And so, the $10,500 question: why do we keep publishing with subscription-based journals? There are three reasons.
First, academic publishing is not an efficient market, because of the monopoly effect of certain journals. If you work in the field of cell biology, you simply have to have access to the journal Cell. There are no competitors that you can buy instead, because the specific papers that are published in Cell can be found nowhere else.
Second, academics tend to be conservative. So when publishers say that the current system works and there's no need to change it, academics are, surprisingly, all too ready to accept that claim. Senior researchers can become too comfortable to rock the boat; their juniors can feel too insecure to do it.

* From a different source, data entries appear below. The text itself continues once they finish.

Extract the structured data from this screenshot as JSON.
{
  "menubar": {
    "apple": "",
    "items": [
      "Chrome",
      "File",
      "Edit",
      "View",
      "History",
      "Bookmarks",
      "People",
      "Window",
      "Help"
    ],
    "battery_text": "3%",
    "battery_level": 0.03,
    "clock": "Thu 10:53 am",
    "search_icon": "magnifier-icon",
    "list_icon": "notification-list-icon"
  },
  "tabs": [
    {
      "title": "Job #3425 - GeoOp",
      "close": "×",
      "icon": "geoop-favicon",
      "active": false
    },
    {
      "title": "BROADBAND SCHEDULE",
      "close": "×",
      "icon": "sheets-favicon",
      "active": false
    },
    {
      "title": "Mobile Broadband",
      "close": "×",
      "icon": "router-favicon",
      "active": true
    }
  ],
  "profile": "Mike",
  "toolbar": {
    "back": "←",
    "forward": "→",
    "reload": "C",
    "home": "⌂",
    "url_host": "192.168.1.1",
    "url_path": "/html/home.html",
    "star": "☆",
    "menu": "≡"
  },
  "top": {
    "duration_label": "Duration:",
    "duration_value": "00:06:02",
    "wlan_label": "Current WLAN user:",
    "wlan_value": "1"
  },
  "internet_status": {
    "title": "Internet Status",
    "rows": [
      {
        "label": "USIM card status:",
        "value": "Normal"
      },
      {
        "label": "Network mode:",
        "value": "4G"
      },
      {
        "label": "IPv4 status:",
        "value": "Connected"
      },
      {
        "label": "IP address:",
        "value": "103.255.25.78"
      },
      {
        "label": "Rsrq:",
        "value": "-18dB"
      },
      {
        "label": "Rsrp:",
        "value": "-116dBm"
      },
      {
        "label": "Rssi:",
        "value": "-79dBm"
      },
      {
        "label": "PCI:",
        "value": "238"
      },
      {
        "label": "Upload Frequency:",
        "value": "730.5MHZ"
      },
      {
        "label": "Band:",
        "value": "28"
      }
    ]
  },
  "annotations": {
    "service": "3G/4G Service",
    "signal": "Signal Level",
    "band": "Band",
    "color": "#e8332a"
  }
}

Third, and most important, while it may cost a fraction as much money to publish in an open-access journal, those savings are not rewarded to the researchers. With open-access publishing, the researchers must pay those fees out of their own grant money, or with department funds, while subscription bills are footed by the university libraries, which have completely separate budgets. So, even though, under an open-access publishing regime, for every thousand dollars that a researcher or department spends on author fees, the library could save eight times as much in paid journal subscriptions, the division of budgets within universities (and the fact that until all publishing is open access libraries will still have to continue subscribing to paid journals) is inhibiting this transition.
So subscription-based journals continue to thrive, bringing in record revenues and profits year after year, because at the moment the status quo still represents a local maximum. We can see that there's a much higher peak just across the way, but we fear the journey because it will take us through a swamp. Happily, two things are happening to change that. One is that the land surrounding our peak is inexorably rising: open-access publishing options are becoming more common and more attractive. And at the same time, the peak itself is diminishing, as the ever-increasing costs of subscriptions make the current arrangement less and less appealing. We are heading for a moment when all paths lead uphill to a more attractive publishing paradigm. Paradoxically, the thing that could most quickly bring about this change is for publishers to keep hiking journal prices. In the long run, then, it might even be that the more exploitative subscriptions become, the better off the scientific community will be.